Multinationals and Emerging Economies
Show Less

Multinationals and Emerging Economies

The Quest for Innovation and Sustainability

Edited by Wilfred Dolfsma, Geert Duysters and Ionara Costa

The global economy is changing rapidly and multinational corporations (MNCs) are at the forefront of this transformation. This book provides novel and profound analyses of how MNCs and emerging economies are related, and how this relationship affects the dynamics of the global economy. In particular, the authors deal with the nexus between multinationals, emerging economies and innovation from a variety of different perspectives. Innovation is regarded as a core driving force in the global economy but the authors show how it can impede as well as encourage sustainability. The book brings together insights from business studies and economics, and combines concise theoretical discussion with empirical analyses of unique data.
Buy Book in Print
Show Summary Details
You do not have access to this content

Chapter 1: Multinationals are Multicultural Units: Some Indications from a Cross-cultural Study

Nantawan Noi Kwanjai and J. Friso den Hertog


1. Multinationals are multicultural units: some indications from a crosscultural study Nantawan Noi Kwanjai and J. Friso den Hertog INTRODUCTION Academic and policy discourse on multinational corporations has been prolific in both economic and management communities with substantial interdisciplinary influences, notably of the former on the latter. A side effect of the dominance of economic thinking in the discourse on multinationals is a sore lack of attention on one fundamental element of multinational corporations, namely culture. Culture, although not entirely ignored in economics, has never been given a rigorous attention (DiMaggio, 1990; Fernández, 2008; Guiso et al., 2006). Treatment of culture in economics, in brief, is still in elementary state. For this, management thinking may return the favour and inject an inspiring influence. This chapter makes a case for the value of looking at culture and multinationals from a management and organizational perspective because it is one that could direct greater attention towards culture as a significant factor in future investigation on multinational corporations. This is because multinationals are fundamentally multicultural units in more ways than one, as we attempt to illustrate in this chapter. Culture permeates many aspects of a multinational and to ignore, put aside, or downplay its role may render our understanding of multinational corporations inexcusably simplistic and critically incomplete. This chapter is based on selected materials from a qualitative study of culture and learning in organizations and management that was informed primarily by the interpretative paradigm of inquiry (Kwanjai, forthcoming). The study investigated four selected...

You are not authenticated to view the full text of this chapter or article.

Elgaronline requires a subscription or purchase to access the full text of books or journals. Please login through your library system or with your personal username and password on the homepage.

Non-subscribers can freely search the site, view abstracts/ extracts and download selected front matter and introductory chapters for personal use.

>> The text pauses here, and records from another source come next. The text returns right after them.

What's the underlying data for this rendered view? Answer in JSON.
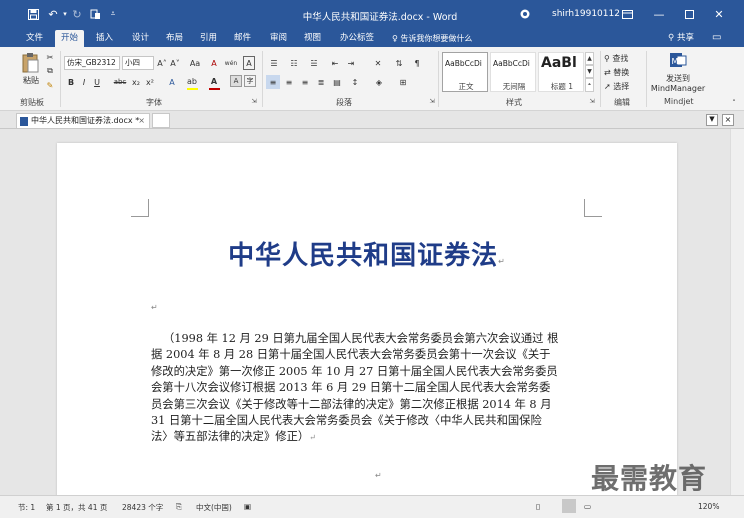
{
  "window": {
    "doc_title": "中华人民共和国证券法.docx - Word",
    "user": "shirh19910112"
  },
  "menu": {
    "tabs": [
      "文件",
      "开始",
      "插入",
      "设计",
      "布局",
      "引用",
      "邮件",
      "审阅",
      "视图",
      "办公标签"
    ],
    "tell_me": "告诉我你想要做什么",
    "share": "共享"
  },
  "ribbon": {
    "clipboard": {
      "paste": "粘贴",
      "label": "剪贴板"
    },
    "font": {
      "family": "仿宋_GB2312",
      "size": "小四",
      "label": "字体",
      "bold": "B",
      "italic": "I",
      "underline": "U",
      "strike": "abc",
      "sub": "x₂",
      "sup": "x²",
      "grow": "A˄",
      "shrink": "A˅",
      "case": "Aa",
      "clear": "A",
      "phonetic": "wén",
      "border": "A",
      "highlight_color": "#ffff00",
      "font_color": "#c00000"
    },
    "paragraph": {
      "label": "段落"
    },
    "styles": {
      "label": "样式",
      "items": [
        {
          "sample": "AaBbCcDi",
          "name": "正文"
        },
        {
          "sample": "AaBbCcDi",
          "name": "无间隔"
        },
        {
          "sample": "AaBl",
          "name": "标题 1"
        }
      ]
    },
    "editing": {
      "find": "查找",
      "replace": "替换",
      "select": "选择",
      "label": "编辑"
    },
    "mindjet": {
      "send": "发送到",
      "app": "MindManager",
      "label": "Mindjet"
    }
  },
  "doc_tab": {
    "name": "中华人民共和国证券法.docx *",
    "close": "×"
  },
  "document": {
    "heading": "中华人民共和国证券法",
    "paragraph_lines": [
      "（1998 年 12 月 29 日第九届全国人民代表大会常务委员会第六次会议通过  根",
      "据 2004 年 8 月 28 日第十届全国人民代表大会常务委员会第十一次会议《关于",
      "修改的决定》第一次修正 2005 年 10 月 27 日第十届全国人民代表大会常务委员",
      "会第十八次会议修订根据 2013 年 6 月 29 日第十二届全国人民代表大会常务委",
      "员会第三次会议《关于修改等十二部法律的决定》第二次修正根据 2014 年 8 月",
      "31 日第十二届全国人民代表大会常务委员会《关于修改〈中华人民共和国保险",
      "法〉等五部法律的决定》修正）"
    ],
    "para_mark": "↵"
  },
  "status": {
    "section": "节: 1",
    "page": "第 1 页，共 41 页",
    "words": "28423 个字",
    "language": "中文(中国)",
    "zoom": "120%"
  },
  "watermark": "最需教育",
  "colors": {
    "accent": "#2b579a",
    "heading": "#1f3c88"
  }
}
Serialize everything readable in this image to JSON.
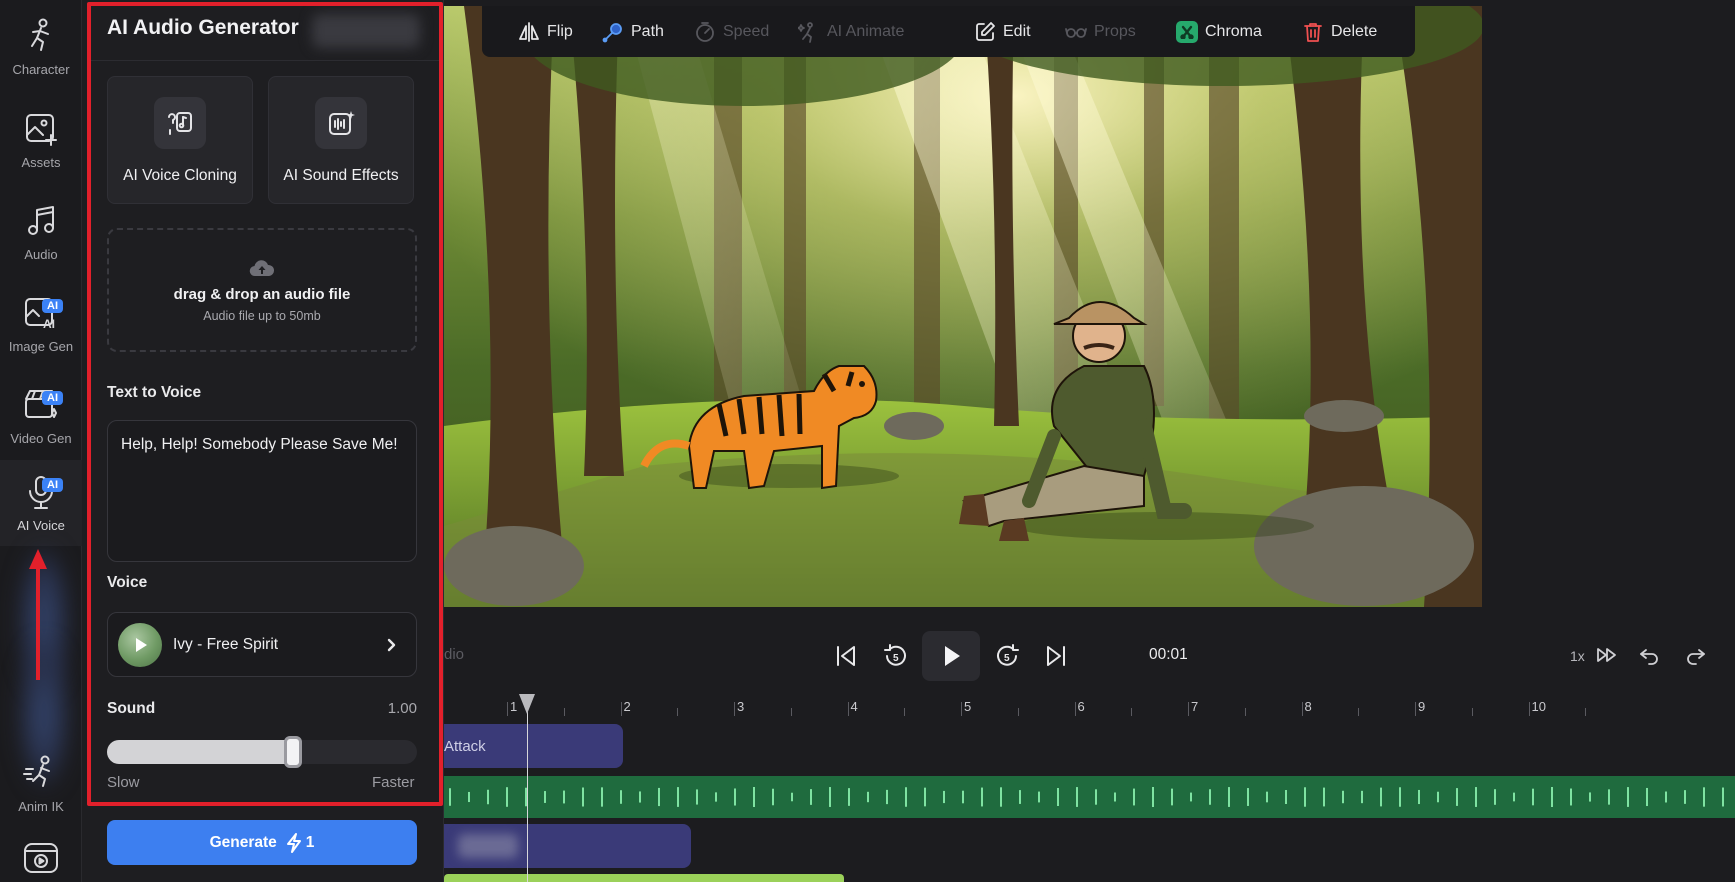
{
  "rail": {
    "items": [
      {
        "label": "Character",
        "icon": "character-icon"
      },
      {
        "label": "Assets",
        "icon": "image-plus-icon"
      },
      {
        "label": "Audio",
        "icon": "music-note-icon"
      },
      {
        "label": "Image Gen",
        "icon": "image-ai-icon",
        "badge": "AI"
      },
      {
        "label": "Video Gen",
        "icon": "clapperboard-icon",
        "badge": "AI"
      },
      {
        "label": "AI Voice",
        "icon": "microphone-icon",
        "badge": "AI"
      },
      {
        "label": "Anim IK",
        "icon": "running-figure-icon"
      }
    ],
    "extra_icon": "video-play-icon"
  },
  "panel": {
    "title": "AI Audio Generator",
    "cards": [
      {
        "label": "AI Voice Cloning",
        "icon": "voice-clone-icon"
      },
      {
        "label": "AI Sound Effects",
        "icon": "sound-effects-icon"
      }
    ],
    "dropzone": {
      "title": "drag & drop an audio file",
      "subtitle": "Audio file up to 50mb"
    },
    "tts": {
      "label": "Text to Voice",
      "value": "Help, Help! Somebody Please Save Me!"
    },
    "voice": {
      "label": "Voice",
      "name": "Ivy - Free Spirit"
    },
    "sound": {
      "label": "Sound",
      "value_text": "1.00",
      "level": 0.6,
      "min_label": "Slow",
      "max_label": "Faster"
    },
    "generate": {
      "label": "Generate",
      "count": "1"
    }
  },
  "toolbar": {
    "items": [
      {
        "label": "Flip",
        "icon": "flip-icon",
        "enabled": true
      },
      {
        "label": "Path",
        "icon": "path-icon",
        "enabled": true
      },
      {
        "label": "Speed",
        "icon": "speed-icon",
        "enabled": false
      },
      {
        "label": "AI Animate",
        "icon": "ai-animate-icon",
        "enabled": false
      },
      {
        "label": "Edit",
        "icon": "edit-icon",
        "enabled": true
      },
      {
        "label": "Props",
        "icon": "glasses-icon",
        "enabled": false
      },
      {
        "label": "Chroma",
        "icon": "chroma-icon",
        "enabled": true
      },
      {
        "label": "Delete",
        "icon": "trash-icon",
        "enabled": true
      }
    ]
  },
  "playback": {
    "time": "00:01",
    "speed": "1x",
    "ghost_label": "dio",
    "skip_back_seconds": "5",
    "skip_forward_seconds": "5"
  },
  "timeline": {
    "ticks": [
      "1",
      "2",
      "3",
      "4",
      "5",
      "6",
      "7",
      "8",
      "9",
      "10"
    ],
    "tracks": [
      {
        "label": "Attack"
      }
    ]
  },
  "colors": {
    "accent": "#3d7ff0",
    "highlight_border": "#e2202b",
    "ai_badge": "#3b82f6",
    "audio_track": "#1f6b3e",
    "clip_track": "#3a3a78",
    "delete": "#f05050",
    "chroma": "#26a96c"
  }
}
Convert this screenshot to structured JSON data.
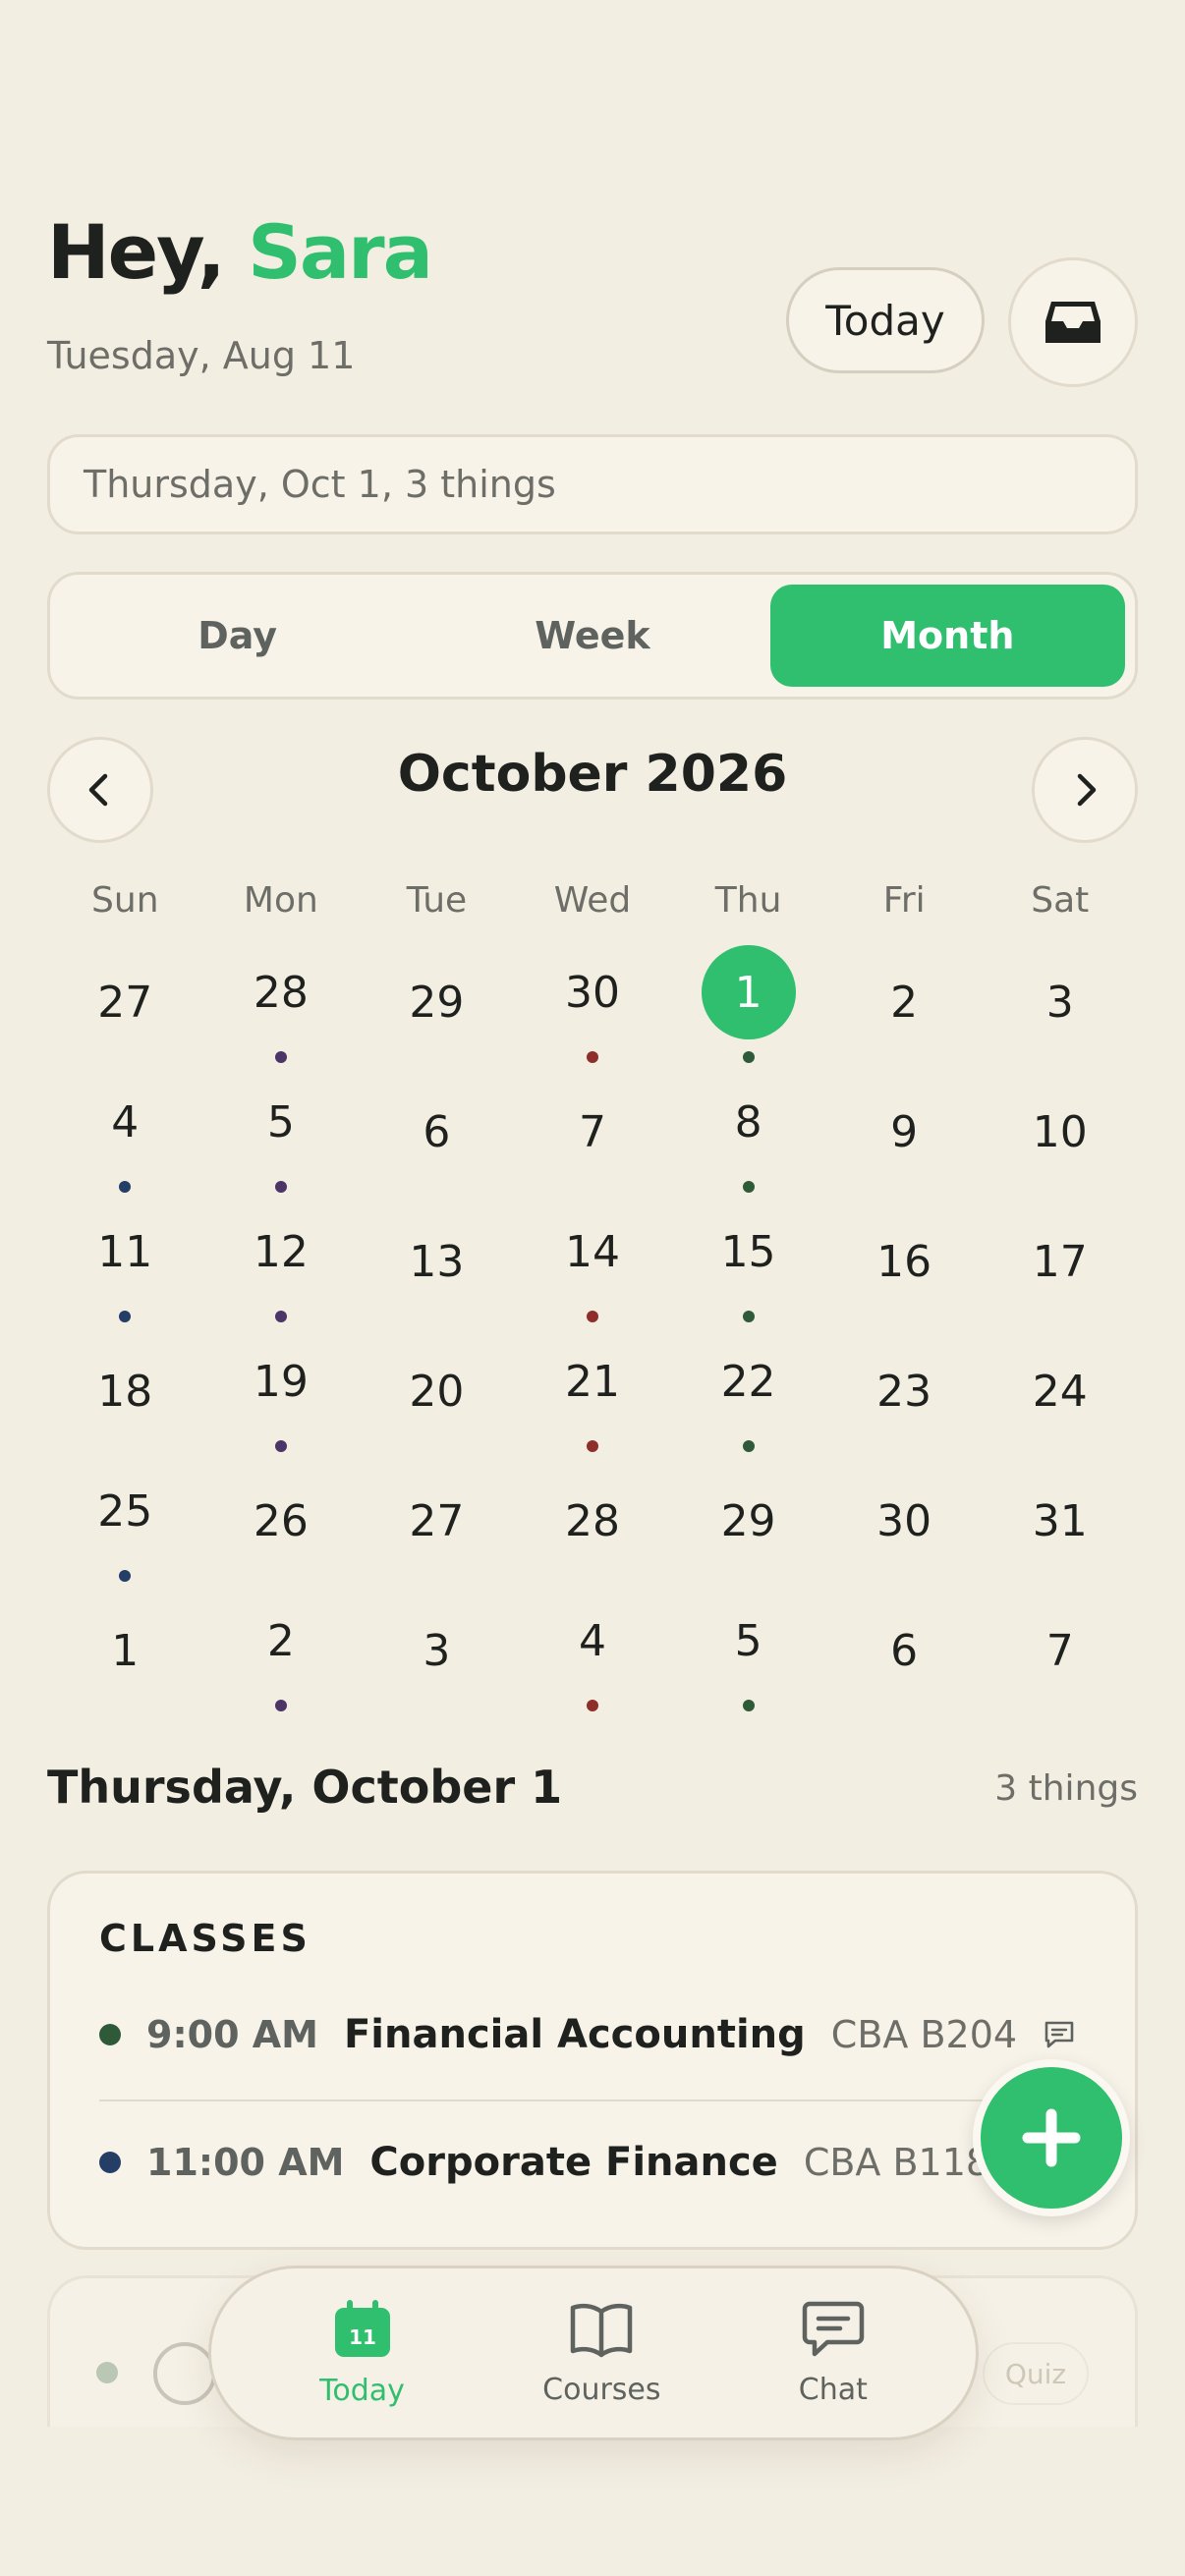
{
  "header": {
    "greeting": "Hey,",
    "user_name": "Sara",
    "date": "Tuesday, Aug 11",
    "today_button": "Today",
    "inbox_icon": "inbox-icon"
  },
  "search": {
    "value": "Thursday, Oct 1, 3 things"
  },
  "view_switcher": {
    "options": [
      "Day",
      "Week",
      "Month"
    ],
    "selected": "Month"
  },
  "calendar": {
    "month_label": "October 2026",
    "weekdays": [
      "Sun",
      "Mon",
      "Tue",
      "Wed",
      "Thu",
      "Fri",
      "Sat"
    ],
    "selected_day": "1",
    "days": [
      {
        "d": "27"
      },
      {
        "d": "28",
        "dot": "#4B3466"
      },
      {
        "d": "29"
      },
      {
        "d": "30",
        "dot": "#8E2E2B"
      },
      {
        "d": "1",
        "dot": "#2E5A3A",
        "selected": true
      },
      {
        "d": "2"
      },
      {
        "d": "3"
      },
      {
        "d": "4",
        "dot": "#243E66"
      },
      {
        "d": "5",
        "dot": "#4B3466"
      },
      {
        "d": "6"
      },
      {
        "d": "7"
      },
      {
        "d": "8",
        "dot": "#2E5A3A"
      },
      {
        "d": "9"
      },
      {
        "d": "10"
      },
      {
        "d": "11",
        "dot": "#243E66"
      },
      {
        "d": "12",
        "dot": "#4B3466"
      },
      {
        "d": "13"
      },
      {
        "d": "14",
        "dot": "#8E2E2B"
      },
      {
        "d": "15",
        "dot": "#2E5A3A"
      },
      {
        "d": "16"
      },
      {
        "d": "17"
      },
      {
        "d": "18"
      },
      {
        "d": "19",
        "dot": "#4B3466"
      },
      {
        "d": "20"
      },
      {
        "d": "21",
        "dot": "#8E2E2B"
      },
      {
        "d": "22",
        "dot": "#2E5A3A"
      },
      {
        "d": "23"
      },
      {
        "d": "24"
      },
      {
        "d": "25",
        "dot": "#243E66"
      },
      {
        "d": "26"
      },
      {
        "d": "27"
      },
      {
        "d": "28"
      },
      {
        "d": "29"
      },
      {
        "d": "30"
      },
      {
        "d": "31"
      },
      {
        "d": "1"
      },
      {
        "d": "2",
        "dot": "#4B3466"
      },
      {
        "d": "3"
      },
      {
        "d": "4",
        "dot": "#8E2E2B"
      },
      {
        "d": "5",
        "dot": "#2E5A3A"
      },
      {
        "d": "6"
      },
      {
        "d": "7"
      }
    ]
  },
  "day_section": {
    "title": "Thursday, October 1",
    "count": "3 things",
    "classes_heading": "CLASSES",
    "classes": [
      {
        "time": "9:00 AM",
        "title": "Financial Accounting",
        "room": "CBA B204",
        "color": "#2E5A3A"
      },
      {
        "time": "11:00 AM",
        "title": "Corporate Finance",
        "room": "CBA B118",
        "color": "#243E66"
      }
    ],
    "next_badge": "Quiz"
  },
  "tab_bar": {
    "today_badge": "11",
    "tabs": [
      {
        "label": "Today",
        "icon": "calendar-icon",
        "active": true
      },
      {
        "label": "Courses",
        "icon": "book-icon",
        "active": false
      },
      {
        "label": "Chat",
        "icon": "chat-icon",
        "active": false
      }
    ]
  },
  "colors": {
    "accent": "#2FBF6E",
    "background": "#F3EEE2",
    "card": "#F8F3E9"
  }
}
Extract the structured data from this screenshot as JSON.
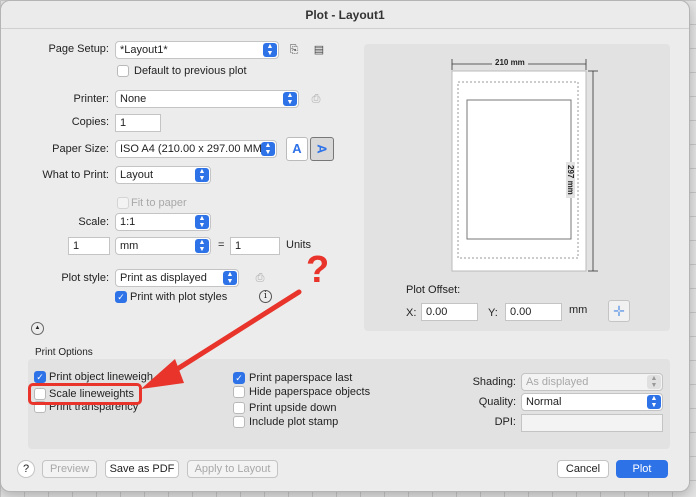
{
  "window": {
    "title": "Plot - Layout1"
  },
  "page_setup": {
    "label": "Page Setup:",
    "value": "*Layout1*",
    "default_checkbox_label": "Default to previous plot",
    "default_checked": false
  },
  "printer": {
    "label": "Printer:",
    "value": "None"
  },
  "copies": {
    "label": "Copies:",
    "value": "1"
  },
  "paper_size": {
    "label": "Paper Size:",
    "value": "ISO A4 (210.00 x 297.00 MM)",
    "portrait_glyph": "A",
    "landscape_glyph": "A"
  },
  "what_to_print": {
    "label": "What to Print:",
    "value": "Layout"
  },
  "fit_to_paper": {
    "label": "Fit to paper",
    "checked": false,
    "enabled": false
  },
  "scale": {
    "label": "Scale:",
    "value": "1:1"
  },
  "units_row": {
    "left": "1",
    "unit": "mm",
    "equals": "=",
    "right": "1",
    "units_label": "Units"
  },
  "plot_style": {
    "label": "Plot style:",
    "value": "Print as displayed",
    "with_styles_label": "Print with plot styles",
    "with_styles_checked": true
  },
  "preview": {
    "width_label": "210 mm",
    "height_label": "297 mm"
  },
  "plot_offset": {
    "title": "Plot Offset:",
    "x_label": "X:",
    "x_value": "0.00",
    "y_label": "Y:",
    "y_value": "0.00",
    "unit": "mm"
  },
  "print_options": {
    "title": "Print Options",
    "left": [
      {
        "label": "Print object lineweights",
        "checked": true
      },
      {
        "label": "Scale lineweights",
        "checked": false
      },
      {
        "label": "Print transparency",
        "checked": false
      }
    ],
    "middle": [
      {
        "label": "Print paperspace last",
        "checked": true
      },
      {
        "label": "Hide paperspace objects",
        "checked": false
      },
      {
        "label": "Print upside down",
        "checked": false
      },
      {
        "label": "Include plot stamp",
        "checked": false
      }
    ],
    "shading_label": "Shading:",
    "shading_value": "As displayed",
    "quality_label": "Quality:",
    "quality_value": "Normal",
    "dpi_label": "DPI:",
    "dpi_value": ""
  },
  "annotation": {
    "question_mark": "?",
    "color": "#e8342a"
  },
  "footer": {
    "help": "?",
    "preview": "Preview",
    "save_pdf": "Save as PDF",
    "apply_layout": "Apply to Layout",
    "cancel": "Cancel",
    "plot": "Plot"
  },
  "colors": {
    "accent": "#2e72e8",
    "annotation": "#e8342a"
  }
}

Your library may not have purchased all subject areas. If you are authenticated and think you should have access to this title, please contact your librarian.

Further information

or login to access all content.